When fluids are transported through a process system, a number of problems can arise. Products must be free or air for centrifugal pumps to work properly. If fluid levels in the suction side of a pump get to low, cavitation can occur. To ensure constant, uniform flow, suction head must be kept constant. Previous posts have focused on issues like pump suction and cavitation. Today we’ll build upon this and discuss balance tanks and their application in metering and dispensing processes.
A balance tank is a vessel that keeps product at a constant level above a pump inlet. The primary purpose of a balance tank is to keep the pump NPSHA constant. A balance tank will generally have a level sensor to help maintain tank volume. Often times this can be a simple float, but Holland does offer several other products for continuous balance tank level measurement, including the HB, LD, and LN continuous level transmitters by Anderson.
As the pump draws more fluid from the tank, the tank level drops and the level device allows the flow of additional fluid into the tank. Balance tank inlets are often located at the bottom of the tank so that liquid enters below the surface, eliminating splashing and product aeration. Additionally, air already present in the product will try to rise in the tank. Some deaeration will actually take place, which favorably affects pump performance.
Balance Tank on an STHT System
Balance tanks are a staple of a dairy’s pasteurization and other beverage STHT loops. At Holland, however, as we’ve begun developing in house metering skids and systems, we’ve identified the balance tank as a critical process component in any application we’re we are trying to deliver a constant, uniform amount of product. Many times we will use Waukesha sanitary PD pumps as a type of metering pump due to their high efficiencies and low slip. Testing has shown, however, that if we can’t ensure we get constant and consistent levels of fluid to the pump, not only do we risk damaging the pump, but metering is not consistent.

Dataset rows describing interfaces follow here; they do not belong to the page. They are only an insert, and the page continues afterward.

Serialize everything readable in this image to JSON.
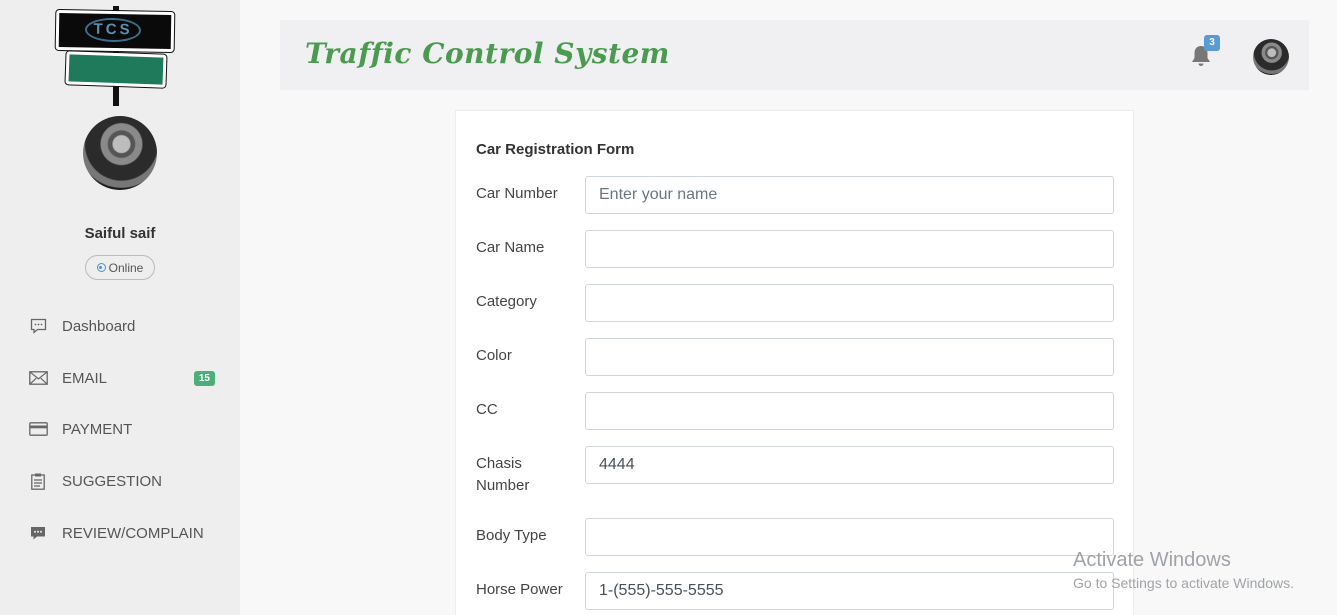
{
  "logo": {
    "text": "TCS"
  },
  "profile": {
    "name": "Saiful saif",
    "status": "Online"
  },
  "nav": [
    {
      "label": "Dashboard",
      "icon": "chat-icon"
    },
    {
      "label": "EMAIL",
      "icon": "mail-icon",
      "badge": "15"
    },
    {
      "label": "PAYMENT",
      "icon": "credit-card-icon"
    },
    {
      "label": "SUGGESTION",
      "icon": "clipboard-icon"
    },
    {
      "label": "REVIEW/COMPLAIN",
      "icon": "comment-icon"
    }
  ],
  "header": {
    "title": "Traffic Control System",
    "notification_count": "3"
  },
  "form": {
    "title": "Car Registration Form",
    "fields": [
      {
        "label": "Car Number",
        "value": "",
        "placeholder": "Enter your name"
      },
      {
        "label": "Car Name",
        "value": "",
        "placeholder": ""
      },
      {
        "label": "Category",
        "value": "",
        "placeholder": ""
      },
      {
        "label": "Color",
        "value": "",
        "placeholder": ""
      },
      {
        "label": "CC",
        "value": "",
        "placeholder": ""
      },
      {
        "label": "Chasis Number",
        "value": "4444",
        "placeholder": ""
      },
      {
        "label": "Body Type",
        "value": "",
        "placeholder": ""
      },
      {
        "label": "Horse Power",
        "value": "1-(555)-555-5555",
        "placeholder": ""
      }
    ]
  },
  "watermark": {
    "line1": "Activate Windows",
    "line2": "Go to Settings to activate Windows."
  },
  "colors": {
    "accent_green": "#4a9a4f",
    "badge_green": "#4cae7a",
    "badge_blue": "#5b9bd5"
  }
}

While our metering systems do employ flow meters to measure the actual amount of product dispensed, inconsistent discharge can wreak havoc on meter accuracy. Empty tube conditions on a mag meter or air entrainment in a mass meter can greatly impact meter accuracy and precision.
Additionally, many of our metering systems will use complex piping arrangements between the pump discharge and meter to “condition” the flow and create smooth, laminar flow heading into the meter. Creating laminar flow, critical to mag and turbine meter performance, becomes exceedingly difficult with inconsistent pump head.
Other applications where maintaining fluid head and constant flow is critical range from counter pressure beer filling systems to pharmaceutical aseptic filling systems. While most counter pressure beer fillers will have a fill bowl of some type, maintaining level and delivery to the bowl is critical to ensure consistent fill. Holland has worked with several OEM’s to minimize product aeration and agitation, as well as monitor level in beer fill bowls (the LN is great in fill bowl applications where level measurement often needs to be top mount).
To conclude, if consistent, precise product dispense is required, maintaining consistent pump suction head is critical. This means more than just having a tank upstream feeding the pump. In applications like these, monitoring balance tank level, temperature, and pressure are all critical to ensure consistent process performance. Contact Holland today with any questions you have about your metering application.